Task instructions:
Find the word "Style" in the records below. List each line containing it.

□ □ □ □ □

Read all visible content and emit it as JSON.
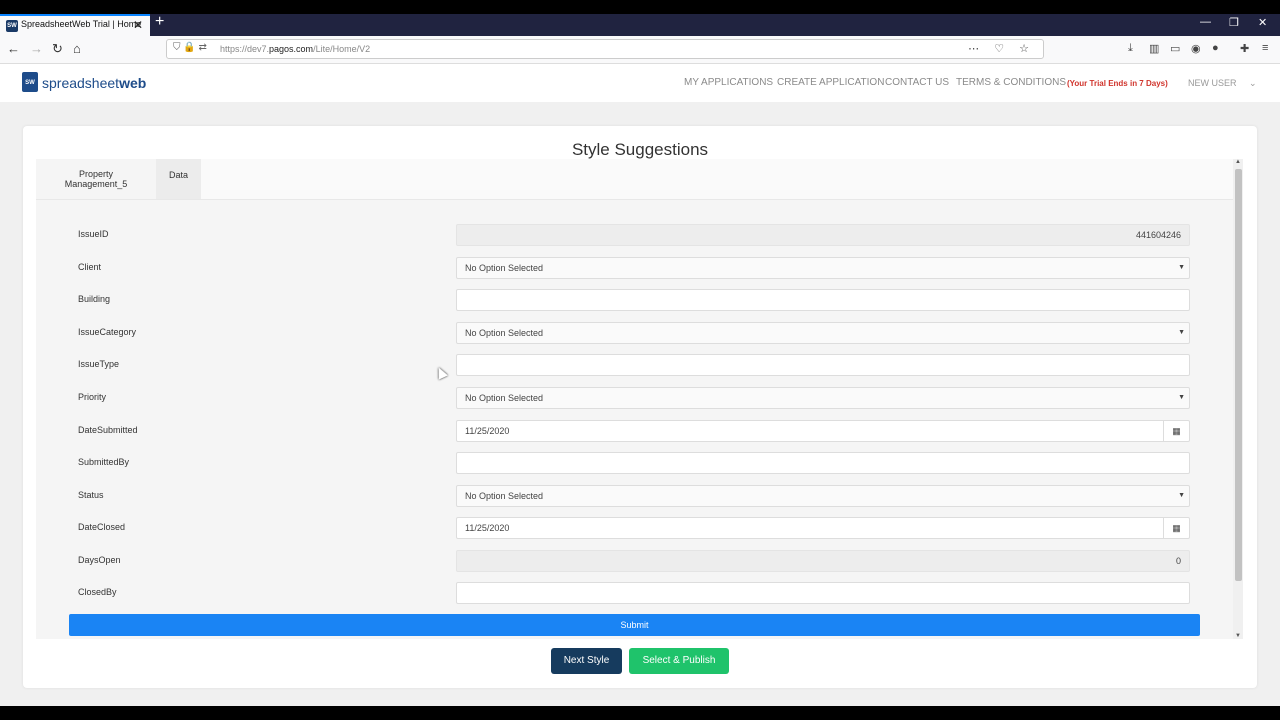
{
  "browser": {
    "tab_title": "SpreadsheetWeb Trial | Home",
    "tab_favicon": "SW",
    "url_prefix": "https://dev7.",
    "url_host": "pagos.com",
    "url_path": "/Lite/Home/V2"
  },
  "header": {
    "logo_prefix": "spreadsheet",
    "logo_bold": "web",
    "menu": [
      "MY APPLICATIONS",
      "CREATE APPLICATION",
      "CONTACT US",
      "TERMS & CONDITIONS"
    ],
    "trial_notice": "(Your Trial Ends in 7 Days)",
    "user": "NEW USER"
  },
  "page": {
    "title": "Style Suggestions",
    "tabs": [
      "Property Management_5",
      "Data"
    ]
  },
  "form": {
    "fields": [
      {
        "label": "IssueID",
        "type": "readonly",
        "value": "441604246"
      },
      {
        "label": "Client",
        "type": "select",
        "value": "No Option Selected"
      },
      {
        "label": "Building",
        "type": "text",
        "value": ""
      },
      {
        "label": "IssueCategory",
        "type": "select",
        "value": "No Option Selected"
      },
      {
        "label": "IssueType",
        "type": "text",
        "value": ""
      },
      {
        "label": "Priority",
        "type": "select",
        "value": "No Option Selected"
      },
      {
        "label": "DateSubmitted",
        "type": "date",
        "value": "11/25/2020"
      },
      {
        "label": "SubmittedBy",
        "type": "text",
        "value": ""
      },
      {
        "label": "Status",
        "type": "select",
        "value": "No Option Selected"
      },
      {
        "label": "DateClosed",
        "type": "date",
        "value": "11/25/2020"
      },
      {
        "label": "DaysOpen",
        "type": "readonly",
        "value": "0"
      },
      {
        "label": "ClosedBy",
        "type": "text",
        "value": ""
      }
    ],
    "submit_label": "Submit"
  },
  "actions": {
    "next_style": "Next Style",
    "select_publish": "Select & Publish"
  },
  "colors": {
    "accent_blue": "#1a84f4",
    "navy": "#163b5e",
    "green": "#1fc36b",
    "trial_red": "#d0342c"
  }
}
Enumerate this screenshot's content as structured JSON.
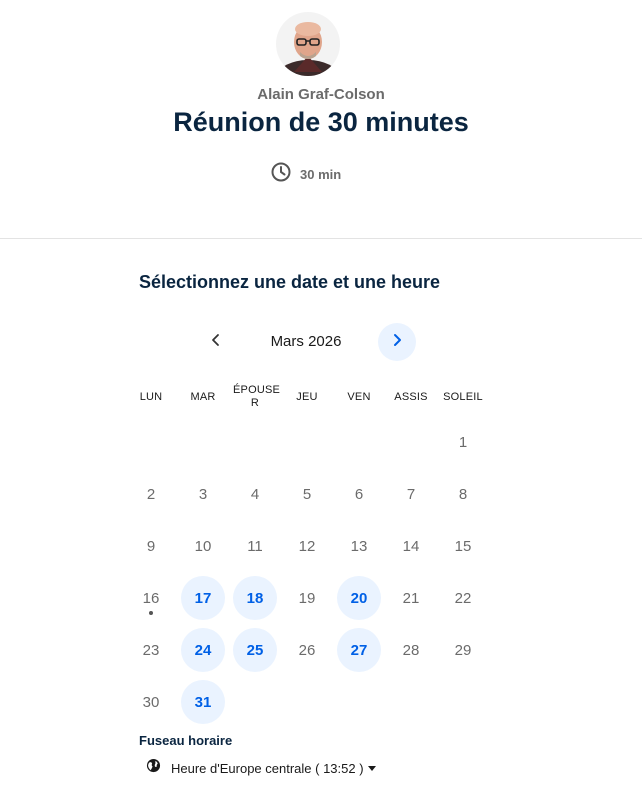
{
  "header": {
    "host_name": "Alain Graf-Colson",
    "event_title": "Réunion de 30 minutes",
    "duration": "30 min",
    "duration_icon": "clock-icon"
  },
  "picker": {
    "title": "Sélectionnez une date et une heure",
    "month_label": "Mars 2026",
    "prev_icon": "chevron-left-icon",
    "next_icon": "chevron-right-icon",
    "weekdays": [
      "LUN",
      "MAR",
      "ÉPOUSE R",
      "JEU",
      "VEN",
      "ASSIS",
      "SOLEIL"
    ],
    "leading_blanks": 6,
    "days": [
      "1",
      "2",
      "3",
      "4",
      "5",
      "6",
      "7",
      "8",
      "9",
      "10",
      "11",
      "12",
      "13",
      "14",
      "15",
      "16",
      "17",
      "18",
      "19",
      "20",
      "21",
      "22",
      "23",
      "24",
      "25",
      "26",
      "27",
      "28",
      "29",
      "30",
      "31"
    ],
    "available_days": [
      "17",
      "18",
      "20",
      "24",
      "25",
      "27",
      "31"
    ],
    "today": "16"
  },
  "timezone": {
    "label": "Fuseau horaire",
    "value": "Heure d'Europe centrale ( 13:52 )",
    "icon": "globe-icon"
  },
  "colors": {
    "accent": "#0060e6",
    "accent_bg": "#eaf3ff",
    "title": "#0a2540",
    "muted": "#6b6b6b"
  }
}
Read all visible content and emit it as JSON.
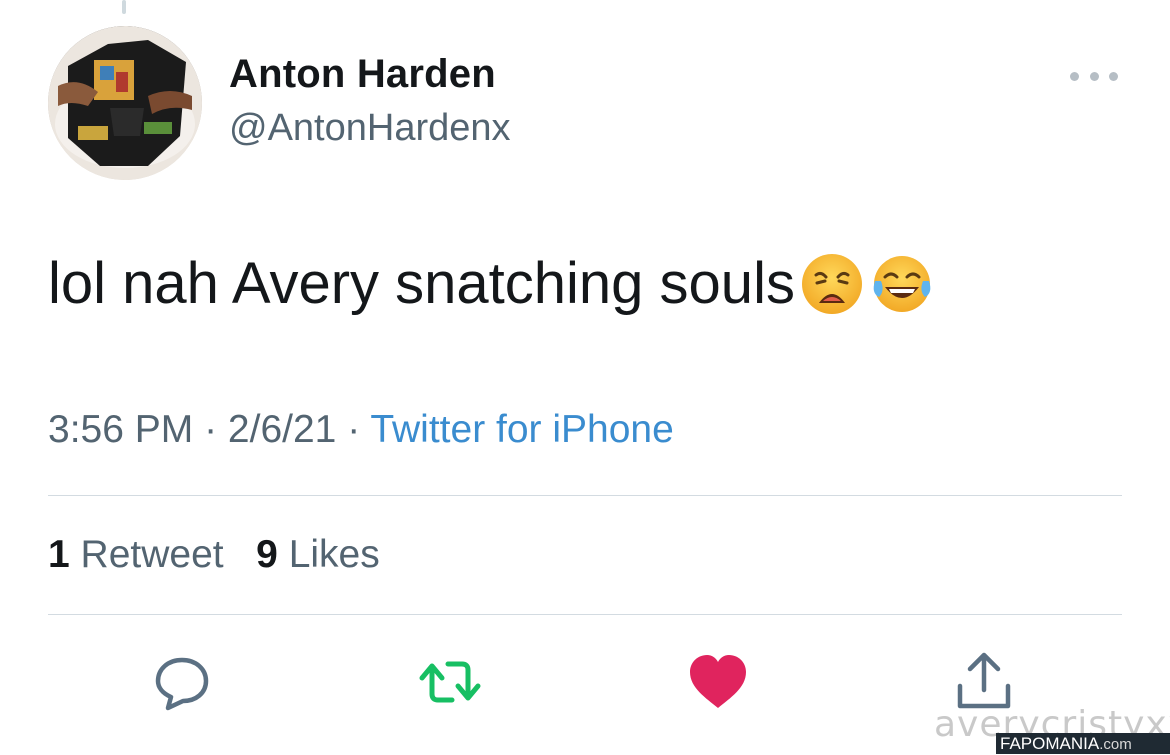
{
  "tweet": {
    "author": {
      "display_name": "Anton Harden",
      "handle": "@AntonHardenx"
    },
    "text": "lol nah Avery snatching souls",
    "emojis": [
      "weary-face",
      "face-with-tears-of-joy"
    ],
    "time": "3:56 PM",
    "date": "2/6/21",
    "separator": " · ",
    "source": "Twitter for iPhone",
    "retweets": {
      "count": "1",
      "label": "Retweet"
    },
    "likes": {
      "count": "9",
      "label": "Likes"
    },
    "liked": true
  },
  "actions": [
    {
      "icon": "reply-icon"
    },
    {
      "icon": "retweet-icon",
      "color": "#17bf63"
    },
    {
      "icon": "heart-filled-icon",
      "color": "#e0245e"
    },
    {
      "icon": "share-icon"
    }
  ],
  "watermark": {
    "script_text": "averycristyxxx",
    "bar_text": "FAPOMANIA",
    "bar_suffix": ".com"
  }
}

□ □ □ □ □

Written answer:
    "title": "Style Suggestions",
    "next_style": "Next Style",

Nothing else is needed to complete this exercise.